Brief = Reprint the lines below as they are, minus the pictures.

Exercise material =

[Start of Attachment]

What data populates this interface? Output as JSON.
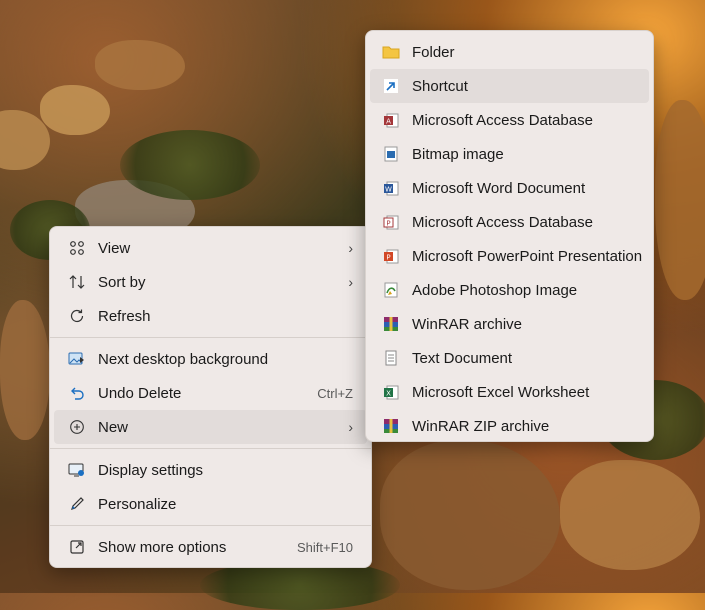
{
  "main_menu": {
    "items": [
      {
        "label": "View",
        "icon": "view-grid-icon"
      },
      {
        "label": "Sort by",
        "icon": "sort-icon"
      },
      {
        "label": "Refresh",
        "icon": "refresh-icon"
      },
      {
        "label": "Next desktop background",
        "icon": "next-background-icon"
      },
      {
        "label": "Undo Delete",
        "icon": "undo-icon",
        "shortcut": "Ctrl+Z"
      },
      {
        "label": "New",
        "icon": "new-plus-icon"
      },
      {
        "label": "Display settings",
        "icon": "display-settings-icon"
      },
      {
        "label": "Personalize",
        "icon": "personalize-pen-icon"
      },
      {
        "label": "Show more options",
        "icon": "show-more-options-icon",
        "shortcut": "Shift+F10"
      }
    ]
  },
  "new_submenu": {
    "items": [
      {
        "label": "Folder",
        "icon": "folder-icon"
      },
      {
        "label": "Shortcut",
        "icon": "shortcut-arrow-icon"
      },
      {
        "label": "Microsoft Access Database",
        "icon": "access-icon"
      },
      {
        "label": "Bitmap image",
        "icon": "bitmap-icon"
      },
      {
        "label": "Microsoft Word Document",
        "icon": "word-icon"
      },
      {
        "label": "Microsoft Access Database",
        "icon": "access-icon"
      },
      {
        "label": "Microsoft PowerPoint Presentation",
        "icon": "powerpoint-icon"
      },
      {
        "label": "Adobe Photoshop Image",
        "icon": "photoshop-icon"
      },
      {
        "label": "WinRAR archive",
        "icon": "winrar-icon"
      },
      {
        "label": "Text Document",
        "icon": "text-document-icon"
      },
      {
        "label": "Microsoft Excel Worksheet",
        "icon": "excel-icon"
      },
      {
        "label": "WinRAR ZIP archive",
        "icon": "winrar-zip-icon"
      }
    ]
  },
  "colors": {
    "menu_bg": "#efe9e7",
    "highlight": "#e2dcda",
    "accent": "#0067c0"
  }
}
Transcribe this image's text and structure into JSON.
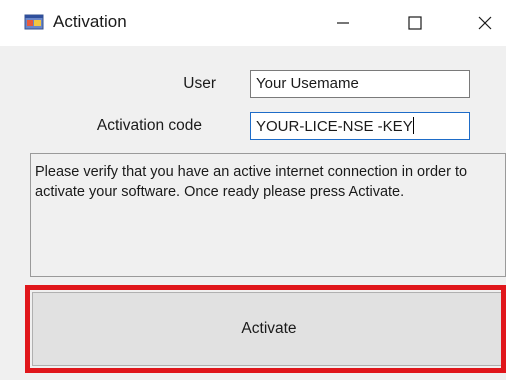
{
  "window": {
    "title": "Activation",
    "app_icon": "windows-app-icon",
    "controls": {
      "minimize_icon": "minimize-icon",
      "maximize_icon": "maximize-icon",
      "close_icon": "close-icon"
    }
  },
  "form": {
    "user_label": "User",
    "user_value": "Your Usemame",
    "activation_code_label": "Activation code",
    "activation_code_value": "YOUR-LICE-NSE -KEY"
  },
  "message": "Please verify that you have an active internet connection in order to activate your software. Once ready please press Activate.",
  "activate_button_label": "Activate",
  "colors": {
    "highlight": "#e0161b",
    "focus_border": "#1e6cc8",
    "background": "#f0f0f0"
  }
}
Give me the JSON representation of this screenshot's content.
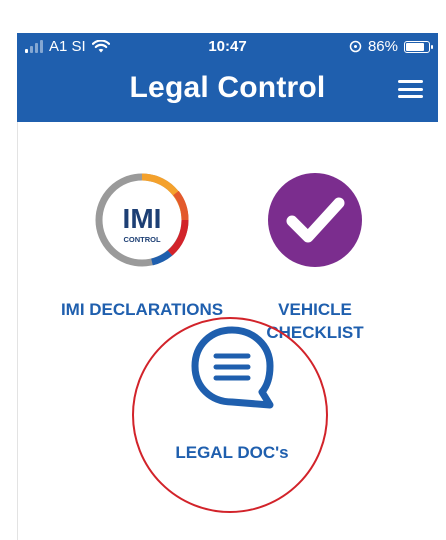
{
  "status_bar": {
    "carrier": "A1 SI",
    "time": "10:47",
    "battery": "86%",
    "battery_level": 0.86
  },
  "header": {
    "title": "Legal Control"
  },
  "tiles": [
    {
      "label": "IMI DECLARATIONS",
      "icon": "imi-control-logo",
      "logo_text": "IMI",
      "logo_subtext": "CONTROL"
    },
    {
      "label": "VEHICLE CHECKLIST",
      "label_line1": "VEHICLE",
      "label_line2": "CHECKLIST",
      "icon": "checkmark-icon"
    },
    {
      "label": "LEGAL DOC's",
      "icon": "chat-bubble-icon"
    }
  ],
  "colors": {
    "brand_blue": "#1f5fae",
    "checklist_purple": "#7b2d8e",
    "highlight_red": "#d2232a"
  }
}
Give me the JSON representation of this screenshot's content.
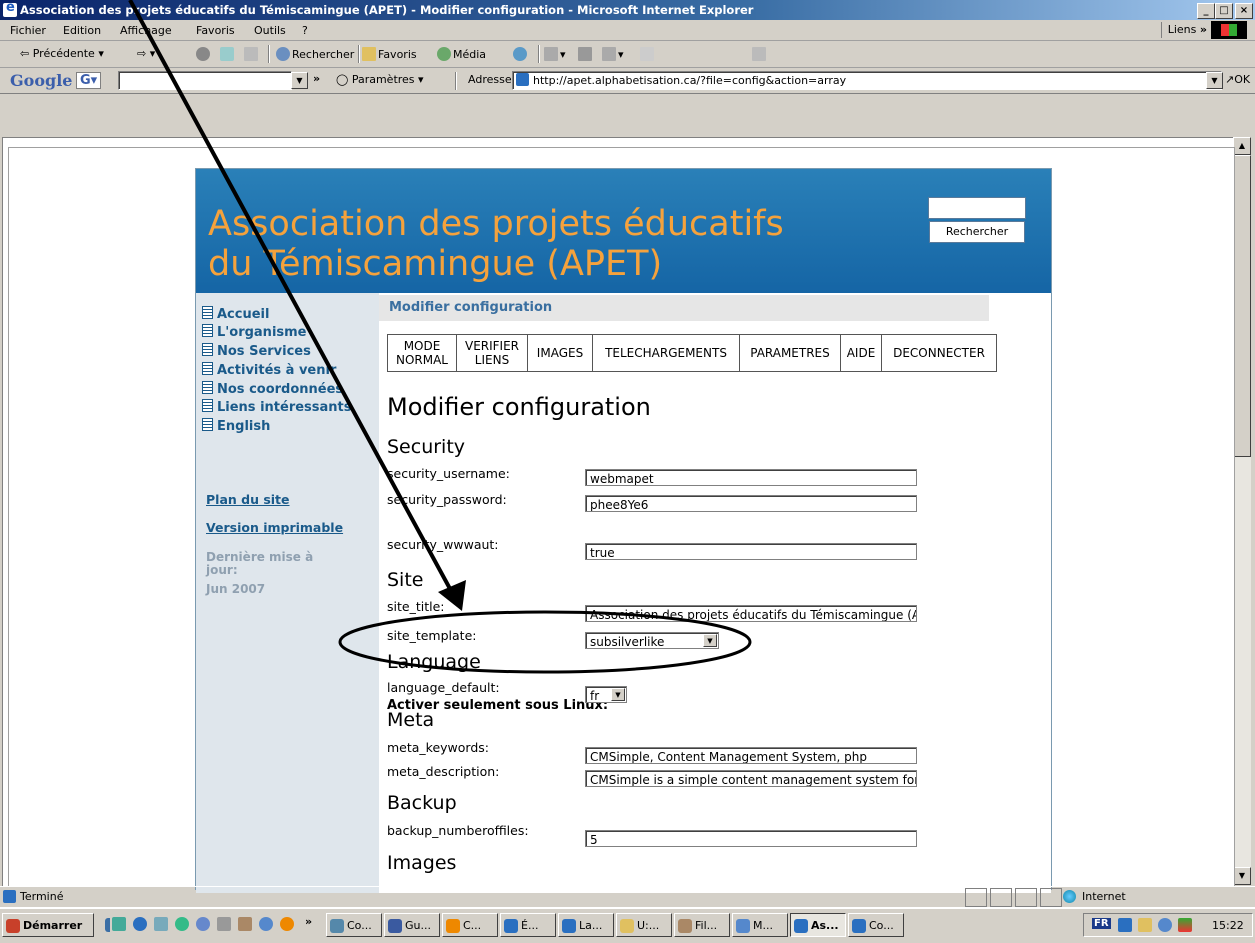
{
  "window": {
    "title": "Association des projets éducatifs du Témiscamingue (APET) - Modifier configuration - Microsoft Internet Explorer"
  },
  "menu": {
    "items": [
      "Fichier",
      "Edition",
      "Affichage",
      "Favoris",
      "Outils",
      "?"
    ],
    "links_label": "Liens",
    "links_chevron": "»"
  },
  "toolbar": {
    "back": "Précédente",
    "search": "Rechercher",
    "favorites": "Favoris",
    "media": "Média"
  },
  "googlebar": {
    "logo": "Google",
    "g_button": "G",
    "chevron": "»",
    "params": "Paramètres"
  },
  "address": {
    "label": "Adresse",
    "url": "http://apet.alphabetisation.ca/?file=config&action=array",
    "go": "OK"
  },
  "site": {
    "title_line1": "Association des projets éducatifs",
    "title_line2": "du Témiscamingue (APET)",
    "search_button": "Rechercher",
    "nav": [
      "Accueil",
      "L'organisme",
      "Nos Services",
      "Activités à venir",
      "Nos coordonnées",
      "Liens intéressants",
      "English"
    ],
    "sitemap": "Plan du site",
    "printable": "Version imprimable",
    "last_update_label": "Dernière mise à jour:",
    "last_update_date": "Jun 2007"
  },
  "admin": {
    "subheading": "Modifier configuration",
    "tabs": [
      "MODE NORMAL",
      "VERIFIER LIENS",
      "IMAGES",
      "TELECHARGEMENTS",
      "PARAMETRES",
      "AIDE",
      "DECONNECTER"
    ],
    "heading": "Modifier configuration",
    "sections": {
      "security": "Security",
      "site": "Site",
      "language": "Language",
      "meta": "Meta",
      "backup": "Backup",
      "images": "Images"
    },
    "fields": {
      "security_username": {
        "label": "security_username:",
        "value": "webmapet"
      },
      "security_password": {
        "label": "security_password:",
        "value": "phee8Ye6"
      },
      "linux_notice": "Activer seulement sous Linux:",
      "security_wwwaut": {
        "label": "security_wwwaut:",
        "value": "true"
      },
      "site_title": {
        "label": "site_title:",
        "value": "Association des projets éducatifs du Témiscamingue (AF"
      },
      "site_template": {
        "label": "site_template:",
        "value": "subsilverlike"
      },
      "language_default": {
        "label": "language_default:",
        "value": "fr"
      },
      "meta_keywords": {
        "label": "meta_keywords:",
        "value": "CMSimple, Content Management System, php"
      },
      "meta_description": {
        "label": "meta_description:",
        "value": "CMSimple is a simple content management system for sm"
      },
      "backup_numberoffiles": {
        "label": "backup_numberoffiles:",
        "value": "5"
      }
    }
  },
  "status": {
    "text": "Terminé",
    "zone": "Internet"
  },
  "taskbar": {
    "start": "Démarrer",
    "chevron": "»",
    "buttons": [
      "Co...",
      "Gu...",
      "C...",
      "É...",
      "La...",
      "U:...",
      "Fil...",
      "M...",
      "As...",
      "Co..."
    ],
    "lang": "FR",
    "clock": "15:22"
  },
  "colors": {
    "accent_orange": "#f5a23c",
    "banner_blue": "#1a6faf",
    "nav_blue": "#1a5a8a"
  }
}
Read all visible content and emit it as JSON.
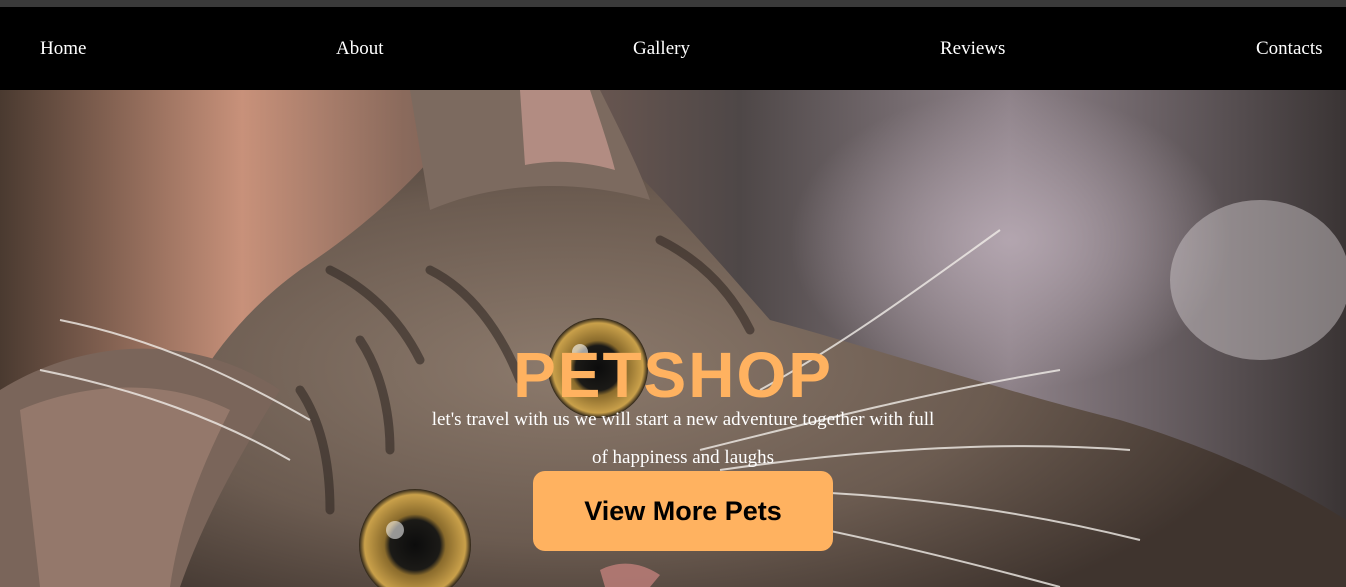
{
  "nav": {
    "items": [
      {
        "label": "Home"
      },
      {
        "label": "About"
      },
      {
        "label": "Gallery"
      },
      {
        "label": "Reviews"
      },
      {
        "label": "Contacts"
      }
    ]
  },
  "hero": {
    "title": "PETSHOP",
    "subtitle": "let's travel with us we will start a new adventure together with full of happiness and laughs",
    "button_label": "View More Pets",
    "background_image": "tabby-cat-photo"
  },
  "colors": {
    "accent": "#ffb260",
    "nav_bg": "#000000",
    "text_light": "#ffffff"
  }
}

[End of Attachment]

Reply to the exercise =
What data populates this interface? Output as JSON.
{
  "main_menu": {
    "items": [
      {
        "label": "View",
        "icon": "view-grid-icon"
      },
      {
        "label": "Sort by",
        "icon": "sort-icon"
      },
      {
        "label": "Refresh",
        "icon": "refresh-icon"
      },
      {
        "label": "Next desktop background",
        "icon": "next-background-icon"
      },
      {
        "label": "Undo Delete",
        "icon": "undo-icon",
        "shortcut": "Ctrl+Z"
      },
      {
        "label": "New",
        "icon": "new-plus-icon"
      },
      {
        "label": "Display settings",
        "icon": "display-settings-icon"
      },
      {
        "label": "Personalize",
        "icon": "personalize-pen-icon"
      },
      {
        "label": "Show more options",
        "icon": "show-more-options-icon",
        "shortcut": "Shift+F10"
      }
    ]
  },
  "new_submenu": {
    "items": [
      {
        "label": "Folder",
        "icon": "folder-icon"
      },
      {
        "label": "Shortcut",
        "icon": "shortcut-arrow-icon"
      },
      {
        "label": "Microsoft Access Database",
        "icon": "access-icon"
      },
      {
        "label": "Bitmap image",
        "icon": "bitmap-icon"
      },
      {
        "label": "Microsoft Word Document",
        "icon": "word-icon"
      },
      {
        "label": "Microsoft Access Database",
        "icon": "access-icon"
      },
      {
        "label": "Microsoft PowerPoint Presentation",
        "icon": "powerpoint-icon"
      },
      {
        "label": "Adobe Photoshop Image",
        "icon": "photoshop-icon"
      },
      {
        "label": "WinRAR archive",
        "icon": "winrar-icon"
      },
      {
        "label": "Text Document",
        "icon": "text-document-icon"
      },
      {
        "label": "Microsoft Excel Worksheet",
        "icon": "excel-icon"
      },
      {
        "label": "WinRAR ZIP archive",
        "icon": "winrar-zip-icon"
      }
    ]
  },
  "colors": {
    "menu_bg": "#efe9e7",
    "highlight": "#e2dcda",
    "accent": "#0067c0"
  }
}
Transcribe this image's text and structure into JSON.
{
  "window": {
    "title": "Activation",
    "app_icon": "windows-app-icon",
    "controls": {
      "minimize_icon": "minimize-icon",
      "maximize_icon": "maximize-icon",
      "close_icon": "close-icon"
    }
  },
  "form": {
    "user_label": "User",
    "user_value": "Your Usemame",
    "activation_code_label": "Activation code",
    "activation_code_value": "YOUR-LICE-NSE -KEY"
  },
  "message": "Please verify that you have an active internet connection in order to activate your software. Once ready please press Activate.",
  "activate_button_label": "Activate",
  "colors": {
    "highlight": "#e0161b",
    "focus_border": "#1e6cc8",
    "background": "#f0f0f0"
  }
}
Give me the JSON representation of this screenshot's content.
{
  "status_bar": {
    "carrier": "A1 SI",
    "time": "10:47",
    "battery": "86%",
    "battery_level": 0.86
  },
  "header": {
    "title": "Legal Control"
  },
  "tiles": [
    {
      "label": "IMI DECLARATIONS",
      "icon": "imi-control-logo",
      "logo_text": "IMI",
      "logo_subtext": "CONTROL"
    },
    {
      "label": "VEHICLE CHECKLIST",
      "label_line1": "VEHICLE",
      "label_line2": "CHECKLIST",
      "icon": "checkmark-icon"
    },
    {
      "label": "LEGAL DOC's",
      "icon": "chat-bubble-icon"
    }
  ],
  "colors": {
    "brand_blue": "#1f5fae",
    "checklist_purple": "#7b2d8e",
    "highlight_red": "#d2232a"
  }
}
Give me the JSON representation of this screenshot's content.
{
  "window": {
    "title": "Association des projets éducatifs du Témiscamingue (APET) - Modifier configuration - Microsoft Internet Explorer"
  },
  "menu": {
    "items": [
      "Fichier",
      "Edition",
      "Affichage",
      "Favoris",
      "Outils",
      "?"
    ],
    "links_label": "Liens",
    "links_chevron": "»"
  },
  "toolbar": {
    "back": "Précédente",
    "search": "Rechercher",
    "favorites": "Favoris",
    "media": "Média"
  },
  "googlebar": {
    "logo": "Google",
    "g_button": "G",
    "chevron": "»",
    "params": "Paramètres"
  },
  "address": {
    "label": "Adresse",
    "url": "http://apet.alphabetisation.ca/?file=config&action=array",
    "go": "OK"
  },
  "site": {
    "title_line1": "Association des projets éducatifs",
    "title_line2": "du Témiscamingue (APET)",
    "search_button": "Rechercher",
    "nav": [
      "Accueil",
      "L'organisme",
      "Nos Services",
      "Activités à venir",
      "Nos coordonnées",
      "Liens intéressants",
      "English"
    ],
    "sitemap": "Plan du site",
    "printable": "Version imprimable",
    "last_update_label": "Dernière mise à jour:",
    "last_update_date": "Jun 2007"
  },
  "admin": {
    "subheading": "Modifier configuration",
    "tabs": [
      "MODE NORMAL",
      "VERIFIER LIENS",
      "IMAGES",
      "TELECHARGEMENTS",
      "PARAMETRES",
      "AIDE",
      "DECONNECTER"
    ],
    "heading": "Modifier configuration",
    "sections": {
      "security": "Security",
      "site": "Site",
      "language": "Language",
      "meta": "Meta",
      "backup": "Backup",
      "images": "Images"
    },
    "fields": {
      "security_username": {
        "label": "security_username:",
        "value": "webmapet"
      },
      "security_password": {
        "label": "security_password:",
        "value": "phee8Ye6"
      },
      "linux_notice": "Activer seulement sous Linux:",
      "security_wwwaut": {
        "label": "security_wwwaut:",
        "value": "true"
      },
      "site_title": {
        "label": "site_title:",
        "value": "Association des projets éducatifs du Témiscamingue (AF"
      },
      "site_template": {
        "label": "site_template:",
        "value": "subsilverlike"
      },
      "language_default": {
        "label": "language_default:",
        "value": "fr"
      },
      "meta_keywords": {
        "label": "meta_keywords:",
        "value": "CMSimple, Content Management System, php"
      },
      "meta_description": {
        "label": "meta_description:",
        "value": "CMSimple is a simple content management system for sm"
      },
      "backup_numberoffiles": {
        "label": "backup_numberoffiles:",
        "value": "5"
      }
    }
  },
  "status": {
    "text": "Terminé",
    "zone": "Internet"
  },
  "taskbar": {
    "start": "Démarrer",
    "chevron": "»",
    "buttons": [
      "Co...",
      "Gu...",
      "C...",
      "É...",
      "La...",
      "U:...",
      "Fil...",
      "M...",
      "As...",
      "Co..."
    ],
    "lang": "FR",
    "clock": "15:22"
  },
  "colors": {
    "accent_orange": "#f5a23c",
    "banner_blue": "#1a6faf",
    "nav_blue": "#1a5a8a"
  }
}
Read all visible content and emit it as JSON.
{
  "nav": {
    "items": [
      {
        "label": "Home"
      },
      {
        "label": "About"
      },
      {
        "label": "Gallery"
      },
      {
        "label": "Reviews"
      },
      {
        "label": "Contacts"
      }
    ]
  },
  "hero": {
    "title": "PETSHOP",
    "subtitle": "let's travel with us we will start a new adventure together with full of happiness and laughs",
    "button_label": "View More Pets",
    "background_image": "tabby-cat-photo"
  },
  "colors": {
    "accent": "#ffb260",
    "nav_bg": "#000000",
    "text_light": "#ffffff"
  }
}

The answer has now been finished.